• [TASK DETAILS]:
Look for the word "intensity" in the material below. Copy each line that has it.

=== Begin Enclosure ===

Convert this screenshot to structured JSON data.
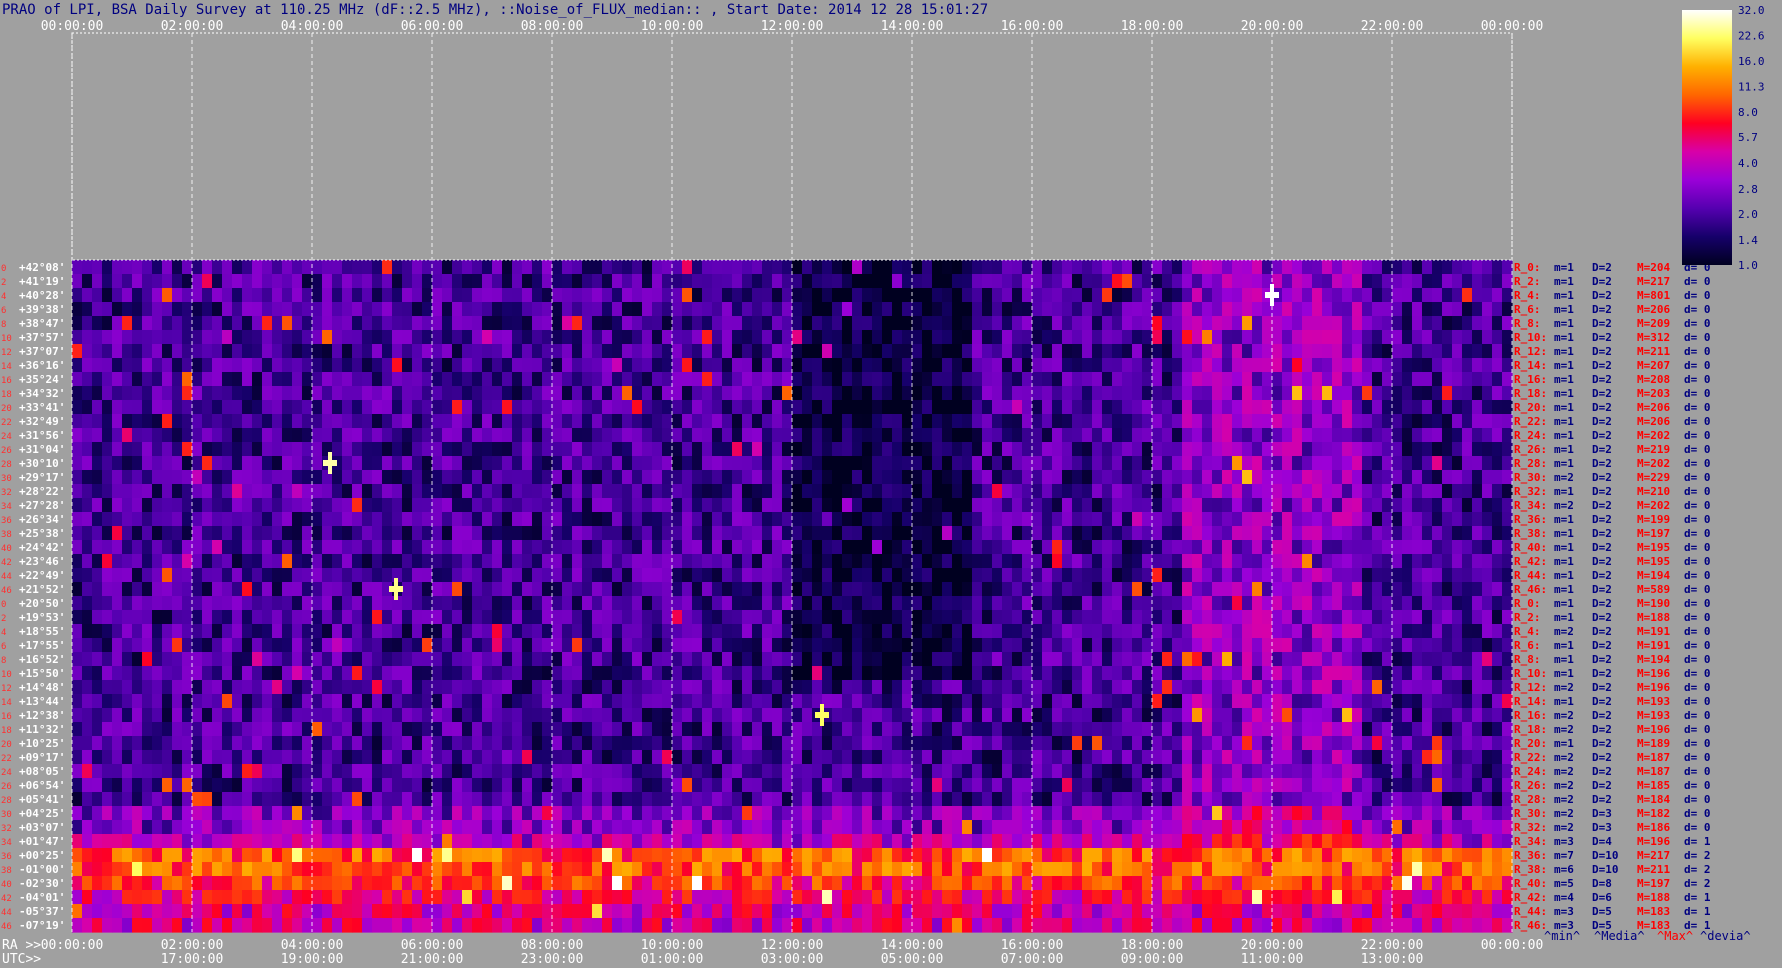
{
  "title": "PRAO of LPI, BSA Daily Survey at 110.25 MHz (dF::2.5 MHz), ::Noise_of_FLUX_median:: , Start Date: 2014 12 28 15:01:27",
  "axis_labels": {
    "ra": "RA >>",
    "utc": "UTC>>",
    "stats_min": "^min^",
    "stats_median": "^Media^",
    "stats_max": "^Max^",
    "stats_dev": "^devia^"
  },
  "colors": {
    "background": "#a0a0a0",
    "text_dark": "#000080",
    "text_red": "#ff0000",
    "text_white": "#ffffff",
    "grid": "#ffffff"
  },
  "chart_data": {
    "type": "heatmap",
    "x_ra_ticks": [
      "00:00:00",
      "02:00:00",
      "04:00:00",
      "06:00:00",
      "08:00:00",
      "10:00:00",
      "12:00:00",
      "14:00:00",
      "16:00:00",
      "18:00:00",
      "20:00:00",
      "22:00:00",
      "00:00:00"
    ],
    "x_ra_hours": [
      0,
      2,
      4,
      6,
      8,
      10,
      12,
      14,
      16,
      18,
      20,
      22,
      24
    ],
    "x_utc_ticks": [
      "17:00:00",
      "19:00:00",
      "21:00:00",
      "23:00:00",
      "01:00:00",
      "03:00:00",
      "05:00:00",
      "07:00:00",
      "09:00:00",
      "11:00:00",
      "13:00:00"
    ],
    "x_utc_ra_hours": [
      2,
      4,
      6,
      8,
      10,
      12,
      14,
      16,
      18,
      20,
      22
    ],
    "xlim": [
      0,
      24
    ],
    "colorbar": {
      "min": 1.0,
      "max": 32.0,
      "scale": "log",
      "labels": [
        "32.0",
        "22.6",
        "16.0",
        "11.3",
        "8.0",
        "5.7",
        "4.0",
        "2.8",
        "2.0",
        "1.4",
        "1.0"
      ],
      "label_values": [
        32.0,
        22.6,
        16.0,
        11.3,
        8.0,
        5.7,
        4.0,
        2.8,
        2.0,
        1.4,
        1.0
      ],
      "stops": [
        "#000020",
        "#16006a",
        "#5500b0",
        "#9a00d8",
        "#d800a8",
        "#ff0022",
        "#ff6600",
        "#ffb000",
        "#ffff60",
        "#ffffff"
      ]
    },
    "rows": [
      {
        "index": "0",
        "dec": "+42°08'",
        "beam": "R_0:",
        "min": "m=1",
        "med": "D=2",
        "max": "M=204",
        "dev": "d= 0"
      },
      {
        "index": "2",
        "dec": "+41°19'",
        "beam": "R_2:",
        "min": "m=1",
        "med": "D=2",
        "max": "M=217",
        "dev": "d= 0"
      },
      {
        "index": "4",
        "dec": "+40°28'",
        "beam": "R_4:",
        "min": "m=1",
        "med": "D=2",
        "max": "M=801",
        "dev": "d= 0"
      },
      {
        "index": "6",
        "dec": "+39°38'",
        "beam": "R_6:",
        "min": "m=1",
        "med": "D=2",
        "max": "M=206",
        "dev": "d= 0"
      },
      {
        "index": "8",
        "dec": "+38°47'",
        "beam": "R_8:",
        "min": "m=1",
        "med": "D=2",
        "max": "M=209",
        "dev": "d= 0"
      },
      {
        "index": "10",
        "dec": "+37°57'",
        "beam": "R_10:",
        "min": "m=1",
        "med": "D=2",
        "max": "M=312",
        "dev": "d= 0"
      },
      {
        "index": "12",
        "dec": "+37°07'",
        "beam": "R_12:",
        "min": "m=1",
        "med": "D=2",
        "max": "M=211",
        "dev": "d= 0"
      },
      {
        "index": "14",
        "dec": "+36°16'",
        "beam": "R_14:",
        "min": "m=1",
        "med": "D=2",
        "max": "M=207",
        "dev": "d= 0"
      },
      {
        "index": "16",
        "dec": "+35°24'",
        "beam": "R_16:",
        "min": "m=1",
        "med": "D=2",
        "max": "M=208",
        "dev": "d= 0"
      },
      {
        "index": "18",
        "dec": "+34°32'",
        "beam": "R_18:",
        "min": "m=1",
        "med": "D=2",
        "max": "M=203",
        "dev": "d= 0"
      },
      {
        "index": "20",
        "dec": "+33°41'",
        "beam": "R_20:",
        "min": "m=1",
        "med": "D=2",
        "max": "M=206",
        "dev": "d= 0"
      },
      {
        "index": "22",
        "dec": "+32°49'",
        "beam": "R_22:",
        "min": "m=1",
        "med": "D=2",
        "max": "M=206",
        "dev": "d= 0"
      },
      {
        "index": "24",
        "dec": "+31°56'",
        "beam": "R_24:",
        "min": "m=1",
        "med": "D=2",
        "max": "M=202",
        "dev": "d= 0"
      },
      {
        "index": "26",
        "dec": "+31°04'",
        "beam": "R_26:",
        "min": "m=1",
        "med": "D=2",
        "max": "M=219",
        "dev": "d= 0"
      },
      {
        "index": "28",
        "dec": "+30°10'",
        "beam": "R_28:",
        "min": "m=1",
        "med": "D=2",
        "max": "M=202",
        "dev": "d= 0"
      },
      {
        "index": "30",
        "dec": "+29°17'",
        "beam": "R_30:",
        "min": "m=2",
        "med": "D=2",
        "max": "M=229",
        "dev": "d= 0"
      },
      {
        "index": "32",
        "dec": "+28°22'",
        "beam": "R_32:",
        "min": "m=1",
        "med": "D=2",
        "max": "M=210",
        "dev": "d= 0"
      },
      {
        "index": "34",
        "dec": "+27°28'",
        "beam": "R_34:",
        "min": "m=2",
        "med": "D=2",
        "max": "M=202",
        "dev": "d= 0"
      },
      {
        "index": "36",
        "dec": "+26°34'",
        "beam": "R_36:",
        "min": "m=1",
        "med": "D=2",
        "max": "M=199",
        "dev": "d= 0"
      },
      {
        "index": "38",
        "dec": "+25°38'",
        "beam": "R_38:",
        "min": "m=1",
        "med": "D=2",
        "max": "M=197",
        "dev": "d= 0"
      },
      {
        "index": "40",
        "dec": "+24°42'",
        "beam": "R_40:",
        "min": "m=1",
        "med": "D=2",
        "max": "M=195",
        "dev": "d= 0"
      },
      {
        "index": "42",
        "dec": "+23°46'",
        "beam": "R_42:",
        "min": "m=1",
        "med": "D=2",
        "max": "M=195",
        "dev": "d= 0"
      },
      {
        "index": "44",
        "dec": "+22°49'",
        "beam": "R_44:",
        "min": "m=1",
        "med": "D=2",
        "max": "M=194",
        "dev": "d= 0"
      },
      {
        "index": "46",
        "dec": "+21°52'",
        "beam": "R_46:",
        "min": "m=1",
        "med": "D=2",
        "max": "M=589",
        "dev": "d= 0"
      },
      {
        "index": "0",
        "dec": "+20°50'",
        "beam": "R_0:",
        "min": "m=1",
        "med": "D=2",
        "max": "M=190",
        "dev": "d= 0"
      },
      {
        "index": "2",
        "dec": "+19°53'",
        "beam": "R_2:",
        "min": "m=1",
        "med": "D=2",
        "max": "M=188",
        "dev": "d= 0"
      },
      {
        "index": "4",
        "dec": "+18°55'",
        "beam": "R_4:",
        "min": "m=2",
        "med": "D=2",
        "max": "M=191",
        "dev": "d= 0"
      },
      {
        "index": "6",
        "dec": "+17°55'",
        "beam": "R_6:",
        "min": "m=1",
        "med": "D=2",
        "max": "M=191",
        "dev": "d= 0"
      },
      {
        "index": "8",
        "dec": "+16°52'",
        "beam": "R_8:",
        "min": "m=1",
        "med": "D=2",
        "max": "M=194",
        "dev": "d= 0"
      },
      {
        "index": "10",
        "dec": "+15°50'",
        "beam": "R_10:",
        "min": "m=1",
        "med": "D=2",
        "max": "M=196",
        "dev": "d= 0"
      },
      {
        "index": "12",
        "dec": "+14°48'",
        "beam": "R_12:",
        "min": "m=2",
        "med": "D=2",
        "max": "M=196",
        "dev": "d= 0"
      },
      {
        "index": "14",
        "dec": "+13°44'",
        "beam": "R_14:",
        "min": "m=1",
        "med": "D=2",
        "max": "M=193",
        "dev": "d= 0"
      },
      {
        "index": "16",
        "dec": "+12°38'",
        "beam": "R_16:",
        "min": "m=2",
        "med": "D=2",
        "max": "M=193",
        "dev": "d= 0"
      },
      {
        "index": "18",
        "dec": "+11°32'",
        "beam": "R_18:",
        "min": "m=2",
        "med": "D=2",
        "max": "M=196",
        "dev": "d= 0"
      },
      {
        "index": "20",
        "dec": "+10°25'",
        "beam": "R_20:",
        "min": "m=1",
        "med": "D=2",
        "max": "M=189",
        "dev": "d= 0"
      },
      {
        "index": "22",
        "dec": "+09°17'",
        "beam": "R_22:",
        "min": "m=2",
        "med": "D=2",
        "max": "M=187",
        "dev": "d= 0"
      },
      {
        "index": "24",
        "dec": "+08°05'",
        "beam": "R_24:",
        "min": "m=2",
        "med": "D=2",
        "max": "M=187",
        "dev": "d= 0"
      },
      {
        "index": "26",
        "dec": "+06°54'",
        "beam": "R_26:",
        "min": "m=2",
        "med": "D=2",
        "max": "M=185",
        "dev": "d= 0"
      },
      {
        "index": "28",
        "dec": "+05°41'",
        "beam": "R_28:",
        "min": "m=2",
        "med": "D=2",
        "max": "M=184",
        "dev": "d= 0"
      },
      {
        "index": "30",
        "dec": "+04°25'",
        "beam": "R_30:",
        "min": "m=2",
        "med": "D=3",
        "max": "M=182",
        "dev": "d= 0"
      },
      {
        "index": "32",
        "dec": "+03°07'",
        "beam": "R_32:",
        "min": "m=2",
        "med": "D=3",
        "max": "M=186",
        "dev": "d= 0"
      },
      {
        "index": "34",
        "dec": "+01°47'",
        "beam": "R_34:",
        "min": "m=3",
        "med": "D=4",
        "max": "M=196",
        "dev": "d= 1"
      },
      {
        "index": "36",
        "dec": "+00°25'",
        "beam": "R_36:",
        "min": "m=7",
        "med": "D=10",
        "max": "M=217",
        "dev": "d= 2"
      },
      {
        "index": "38",
        "dec": "-01°00'",
        "beam": "R_38:",
        "min": "m=6",
        "med": "D=10",
        "max": "M=211",
        "dev": "d= 2"
      },
      {
        "index": "40",
        "dec": "-02°30'",
        "beam": "R_40:",
        "min": "m=5",
        "med": "D=8",
        "max": "M=197",
        "dev": "d= 2"
      },
      {
        "index": "42",
        "dec": "-04°01'",
        "beam": "R_42:",
        "min": "m=4",
        "med": "D=6",
        "max": "M=188",
        "dev": "d= 1"
      },
      {
        "index": "44",
        "dec": "-05°37'",
        "beam": "R_44:",
        "min": "m=3",
        "med": "D=5",
        "max": "M=183",
        "dev": "d= 1"
      },
      {
        "index": "46",
        "dec": "-07°19'",
        "beam": "R_46:",
        "min": "m=3",
        "med": "D=5",
        "max": "M=183",
        "dev": "d= 1"
      }
    ],
    "sources": [
      {
        "name": "",
        "ra": 20.0,
        "row": 2,
        "intensity": 32
      },
      {
        "name": "",
        "ra": 4.3,
        "row": 14,
        "intensity": 26
      },
      {
        "name": "",
        "ra": 5.4,
        "row": 23,
        "intensity": 24
      },
      {
        "name": "",
        "ra": 12.5,
        "row": 32,
        "intensity": 22
      }
    ]
  }
}
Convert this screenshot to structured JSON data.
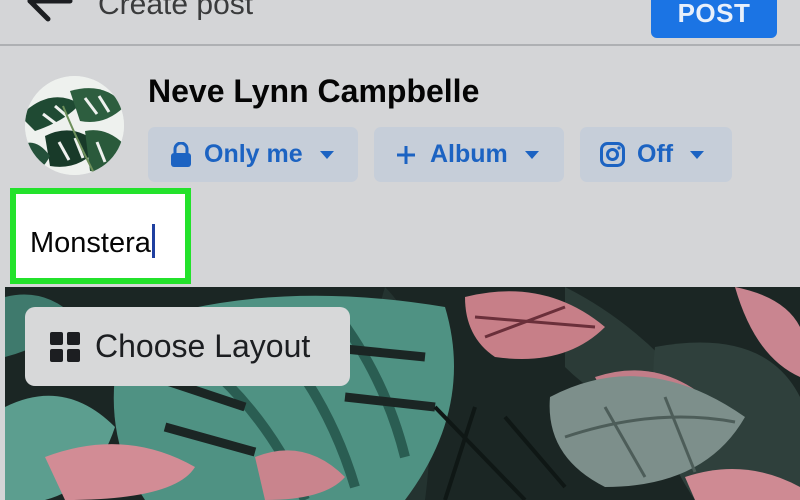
{
  "header": {
    "title": "Create post",
    "post_label": "POST"
  },
  "author": {
    "name": "Neve Lynn Campbelle"
  },
  "audience": {
    "privacy_label": "Only me",
    "album_label": "Album",
    "instagram_label": "Off"
  },
  "composer": {
    "text": "Monstera"
  },
  "photo": {
    "choose_layout_label": "Choose Layout"
  },
  "colors": {
    "accent": "#1b74e4",
    "highlight": "#23e22b",
    "pill_background": "#c6ced9"
  },
  "icons": [
    "back-arrow-icon",
    "lock-icon",
    "plus-icon",
    "instagram-icon",
    "chevron-down-icon",
    "grid-layout-icon"
  ]
}
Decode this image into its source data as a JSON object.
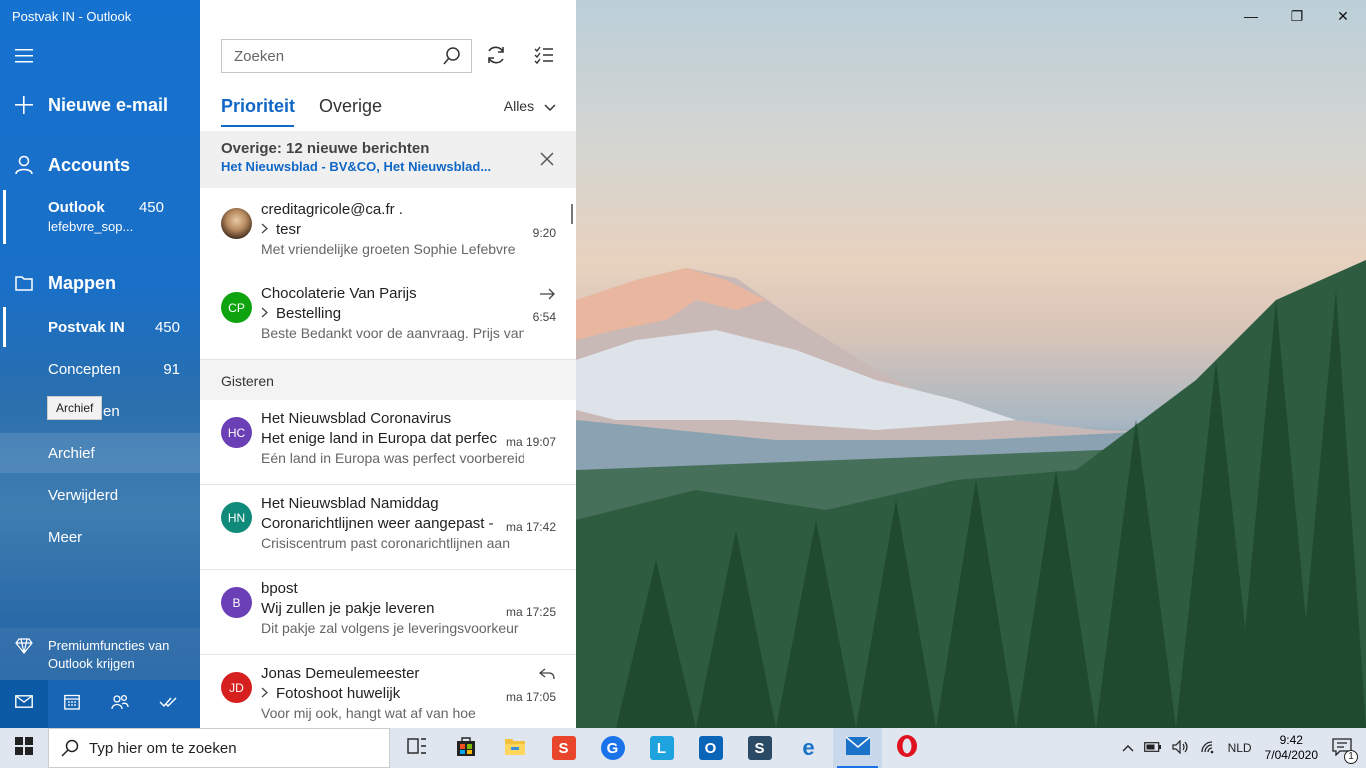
{
  "window": {
    "title": "Postvak IN - Outlook",
    "controls": [
      "minimize-icon",
      "restore-icon",
      "close-icon"
    ]
  },
  "nav": {
    "new_mail": "Nieuwe e-mail",
    "accounts_label": "Accounts",
    "account": {
      "name": "Outlook",
      "email": "lefebvre_sop...",
      "count": "450"
    },
    "folders_label": "Mappen",
    "folders": [
      {
        "label": "Postvak IN",
        "count": "450"
      },
      {
        "label": "Concepten",
        "count": "91"
      },
      {
        "label": "Verzonden",
        "count": ""
      },
      {
        "label": "Archief",
        "count": ""
      },
      {
        "label": "Verwijderd",
        "count": ""
      },
      {
        "label": "Meer",
        "count": ""
      }
    ],
    "folder_partial_visible": "en",
    "tooltip": "Archief",
    "premium": "Premiumfuncties van Outlook krijgen"
  },
  "list": {
    "search_placeholder": "Zoeken",
    "tabs": [
      {
        "label": "Prioriteit",
        "active": true
      },
      {
        "label": "Overige",
        "active": false
      }
    ],
    "filter": "Alles",
    "banner": {
      "title": "Overige: 12 nieuwe berichten",
      "subtitle": "Het Nieuwsblad - BV&CO, Het Nieuwsblad..."
    },
    "section": "Gisteren",
    "messages": [
      {
        "sender": "creditagricole@ca.fr .",
        "subject": "tesr",
        "preview": "Met vriendelijke groeten Sophie Lefebvre",
        "time": "9:20",
        "avatar": "",
        "color": "#8a6a4a",
        "thread": true,
        "status": ""
      },
      {
        "sender": "Chocolaterie Van Parijs",
        "subject": "Bestelling",
        "preview": "Beste Bedankt voor de aanvraag. Prijs van",
        "time": "6:54",
        "avatar": "CP",
        "color": "#10a310",
        "thread": true,
        "status": "forward-icon"
      },
      {
        "sender": "Het Nieuwsblad Coronavirus",
        "subject": "Het enige land in Europa dat perfect",
        "preview": "Eén land in Europa was perfect voorbereid",
        "time": "ma 19:07",
        "avatar": "HC",
        "color": "#6b3fb5",
        "thread": false,
        "status": ""
      },
      {
        "sender": "Het Nieuwsblad Namiddag",
        "subject": "Coronarichtlijnen weer aangepast -",
        "preview": "Crisiscentrum past coronarichtlijnen aan",
        "time": "ma 17:42",
        "avatar": "HN",
        "color": "#108a7a",
        "thread": false,
        "status": ""
      },
      {
        "sender": "bpost",
        "subject": "Wij zullen je pakje leveren",
        "preview": "Dit pakje zal volgens je leveringsvoorkeur",
        "time": "ma 17:25",
        "avatar": "B",
        "color": "#6b3fb5",
        "thread": false,
        "status": ""
      },
      {
        "sender": "Jonas Demeulemeester",
        "subject": "Fotoshoot huwelijk",
        "preview": "Voor mij ook, hangt wat af van hoe",
        "time": "ma 17:05",
        "avatar": "JD",
        "color": "#d62020",
        "thread": true,
        "status": "reply-icon"
      }
    ]
  },
  "taskbar": {
    "search_text": "Typ hier om te zoeken",
    "apps": [
      "task-view-icon",
      "store-icon",
      "file-explorer-icon",
      "app-s-icon",
      "google-icon",
      "app-l-icon",
      "outlook-desktop-icon",
      "app-s2-icon",
      "edge-icon",
      "mail-icon",
      "opera-icon"
    ],
    "language": "NLD",
    "time": "9:42",
    "date": "7/04/2020",
    "notifications": "1"
  },
  "colors": {
    "accent": "#1167c6",
    "nav_blue": "#1572d0",
    "taskbar": "#dfe6ef"
  }
}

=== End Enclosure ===

• [SOLUTION BELOW]:
        "intensity": 32
        "intensity": 26
        "intensity": 24
        "intensity": 22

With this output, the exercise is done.